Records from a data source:
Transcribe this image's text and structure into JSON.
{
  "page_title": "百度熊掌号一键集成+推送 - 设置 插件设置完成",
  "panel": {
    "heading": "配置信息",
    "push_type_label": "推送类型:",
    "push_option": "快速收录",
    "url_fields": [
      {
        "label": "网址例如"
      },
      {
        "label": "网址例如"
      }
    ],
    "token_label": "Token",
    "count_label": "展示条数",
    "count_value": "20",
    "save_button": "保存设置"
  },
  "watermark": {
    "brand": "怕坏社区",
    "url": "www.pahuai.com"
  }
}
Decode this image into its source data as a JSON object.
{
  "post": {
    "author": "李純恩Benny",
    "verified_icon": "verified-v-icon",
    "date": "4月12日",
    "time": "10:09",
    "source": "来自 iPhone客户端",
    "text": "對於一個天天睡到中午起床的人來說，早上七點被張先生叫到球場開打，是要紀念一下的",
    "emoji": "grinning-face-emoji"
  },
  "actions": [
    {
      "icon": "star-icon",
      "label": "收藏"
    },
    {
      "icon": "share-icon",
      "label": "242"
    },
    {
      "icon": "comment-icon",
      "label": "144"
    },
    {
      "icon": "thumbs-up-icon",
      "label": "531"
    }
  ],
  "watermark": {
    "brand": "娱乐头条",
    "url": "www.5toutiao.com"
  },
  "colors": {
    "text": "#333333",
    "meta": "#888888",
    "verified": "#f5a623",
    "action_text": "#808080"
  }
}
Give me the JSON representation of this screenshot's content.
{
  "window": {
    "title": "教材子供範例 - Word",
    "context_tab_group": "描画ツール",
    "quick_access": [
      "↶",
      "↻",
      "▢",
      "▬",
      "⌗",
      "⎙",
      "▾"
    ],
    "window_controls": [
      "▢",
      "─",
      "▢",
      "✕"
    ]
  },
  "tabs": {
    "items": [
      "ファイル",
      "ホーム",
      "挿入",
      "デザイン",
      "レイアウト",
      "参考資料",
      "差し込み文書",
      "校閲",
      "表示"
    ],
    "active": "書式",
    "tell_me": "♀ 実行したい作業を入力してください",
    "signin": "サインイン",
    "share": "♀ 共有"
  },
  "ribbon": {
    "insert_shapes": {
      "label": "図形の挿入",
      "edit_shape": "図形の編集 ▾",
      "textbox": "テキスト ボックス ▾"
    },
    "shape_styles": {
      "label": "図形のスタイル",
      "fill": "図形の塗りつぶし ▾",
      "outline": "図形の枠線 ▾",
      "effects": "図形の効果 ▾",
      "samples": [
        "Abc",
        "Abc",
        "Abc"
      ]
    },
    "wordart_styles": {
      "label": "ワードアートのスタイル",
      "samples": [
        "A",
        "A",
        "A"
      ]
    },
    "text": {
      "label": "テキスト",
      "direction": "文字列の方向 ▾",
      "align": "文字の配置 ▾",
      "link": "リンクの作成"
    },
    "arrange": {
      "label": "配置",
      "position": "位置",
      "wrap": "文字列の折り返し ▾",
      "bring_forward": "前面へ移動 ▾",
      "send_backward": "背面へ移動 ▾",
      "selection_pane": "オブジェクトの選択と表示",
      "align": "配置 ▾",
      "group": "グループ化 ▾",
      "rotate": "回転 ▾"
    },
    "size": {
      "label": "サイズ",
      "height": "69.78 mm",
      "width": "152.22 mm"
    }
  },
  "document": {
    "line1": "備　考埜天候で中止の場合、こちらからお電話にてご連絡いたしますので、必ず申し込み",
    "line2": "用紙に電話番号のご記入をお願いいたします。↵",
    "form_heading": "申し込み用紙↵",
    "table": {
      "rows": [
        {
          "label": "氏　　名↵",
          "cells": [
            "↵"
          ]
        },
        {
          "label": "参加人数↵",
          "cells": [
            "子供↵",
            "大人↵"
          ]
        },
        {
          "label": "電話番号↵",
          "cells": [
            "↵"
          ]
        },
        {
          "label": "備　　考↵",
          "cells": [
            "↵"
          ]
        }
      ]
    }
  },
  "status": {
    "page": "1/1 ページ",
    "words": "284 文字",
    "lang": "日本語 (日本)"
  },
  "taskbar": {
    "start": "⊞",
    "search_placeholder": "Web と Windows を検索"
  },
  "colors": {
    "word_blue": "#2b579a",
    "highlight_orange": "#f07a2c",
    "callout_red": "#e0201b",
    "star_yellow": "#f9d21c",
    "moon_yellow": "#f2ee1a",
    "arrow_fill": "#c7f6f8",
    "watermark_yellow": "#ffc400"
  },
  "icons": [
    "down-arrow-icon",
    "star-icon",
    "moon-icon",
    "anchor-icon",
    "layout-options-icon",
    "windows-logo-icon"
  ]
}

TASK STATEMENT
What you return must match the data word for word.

ANSWER FOR THIS EXERCISE
Transcribe this image's text and structure into JSON.
{
  "page_title": "百度熊掌号一键集成+推送 - 设置 插件设置完成",
  "panel": {
    "heading": "配置信息",
    "push_type_label": "推送类型:",
    "push_option": "快速收录",
    "url_fields": [
      {
        "label": "网址例如"
      },
      {
        "label": "网址例如"
      }
    ],
    "token_label": "Token",
    "count_label": "展示条数",
    "count_value": "20",
    "save_button": "保存设置"
  },
  "watermark": {
    "brand": "怕坏社区",
    "url": "www.pahuai.com"
  }
}
Decode this image into its source data as a JSON object.
{
  "post": {
    "author": "李純恩Benny",
    "verified_icon": "verified-v-icon",
    "date": "4月12日",
    "time": "10:09",
    "source": "来自 iPhone客户端",
    "text": "對於一個天天睡到中午起床的人來說，早上七點被張先生叫到球場開打，是要紀念一下的",
    "emoji": "grinning-face-emoji"
  },
  "actions": [
    {
      "icon": "star-icon",
      "label": "收藏"
    },
    {
      "icon": "share-icon",
      "label": "242"
    },
    {
      "icon": "comment-icon",
      "label": "144"
    },
    {
      "icon": "thumbs-up-icon",
      "label": "531"
    }
  ],
  "watermark": {
    "brand": "娱乐头条",
    "url": "www.5toutiao.com"
  },
  "colors": {
    "text": "#333333",
    "meta": "#888888",
    "verified": "#f5a623",
    "action_text": "#808080"
  }
}
Give me the JSON representation of this screenshot's content.
{
  "window": {
    "title": "教材子供範例 - Word",
    "context_tab_group": "描画ツール",
    "quick_access": [
      "↶",
      "↻",
      "▢",
      "▬",
      "⌗",
      "⎙",
      "▾"
    ],
    "window_controls": [
      "▢",
      "─",
      "▢",
      "✕"
    ]
  },
  "tabs": {
    "items": [
      "ファイル",
      "ホーム",
      "挿入",
      "デザイン",
      "レイアウト",
      "参考資料",
      "差し込み文書",
      "校閲",
      "表示"
    ],
    "active": "書式",
    "tell_me": "♀ 実行したい作業を入力してください",
    "signin": "サインイン",
    "share": "♀ 共有"
  },
  "ribbon": {
    "insert_shapes": {
      "label": "図形の挿入",
      "edit_shape": "図形の編集 ▾",
      "textbox": "テキスト ボックス ▾"
    },
    "shape_styles": {
      "label": "図形のスタイル",
      "fill": "図形の塗りつぶし ▾",
      "outline": "図形の枠線 ▾",
      "effects": "図形の効果 ▾",
      "samples": [
        "Abc",
        "Abc",
        "Abc"
      ]
    },
    "wordart_styles": {
      "label": "ワードアートのスタイル",
      "samples": [
        "A",
        "A",
        "A"
      ]
    },
    "text": {
      "label": "テキスト",
      "direction": "文字列の方向 ▾",
      "align": "文字の配置 ▾",
      "link": "リンクの作成"
    },
    "arrange": {
      "label": "配置",
      "position": "位置",
      "wrap": "文字列の折り返し ▾",
      "bring_forward": "前面へ移動 ▾",
      "send_backward": "背面へ移動 ▾",
      "selection_pane": "オブジェクトの選択と表示",
      "align": "配置 ▾",
      "group": "グループ化 ▾",
      "rotate": "回転 ▾"
    },
    "size": {
      "label": "サイズ",
      "height": "69.78 mm",
      "width": "152.22 mm"
    }
  },
  "document": {
    "line1": "備　考埜天候で中止の場合、こちらからお電話にてご連絡いたしますので、必ず申し込み",
    "line2": "用紙に電話番号のご記入をお願いいたします。↵",
    "form_heading": "申し込み用紙↵",
    "table": {
      "rows": [
        {
          "label": "氏　　名↵",
          "cells": [
            "↵"
          ]
        },
        {
          "label": "参加人数↵",
          "cells": [
            "子供↵",
            "大人↵"
          ]
        },
        {
          "label": "電話番号↵",
          "cells": [
            "↵"
          ]
        },
        {
          "label": "備　　考↵",
          "cells": [
            "↵"
          ]
        }
      ]
    }
  },
  "status": {
    "page": "1/1 ページ",
    "words": "284 文字",
    "lang": "日本語 (日本)"
  },
  "taskbar": {
    "start": "⊞",
    "search_placeholder": "Web と Windows を検索"
  },
  "colors": {
    "word_blue": "#2b579a",
    "highlight_orange": "#f07a2c",
    "callout_red": "#e0201b",
    "star_yellow": "#f9d21c",
    "moon_yellow": "#f2ee1a",
    "arrow_fill": "#c7f6f8",
    "watermark_yellow": "#ffc400"
  },
  "icons": [
    "down-arrow-icon",
    "star-icon",
    "moon-icon",
    "anchor-icon",
    "layout-options-icon",
    "windows-logo-icon"
  ]
}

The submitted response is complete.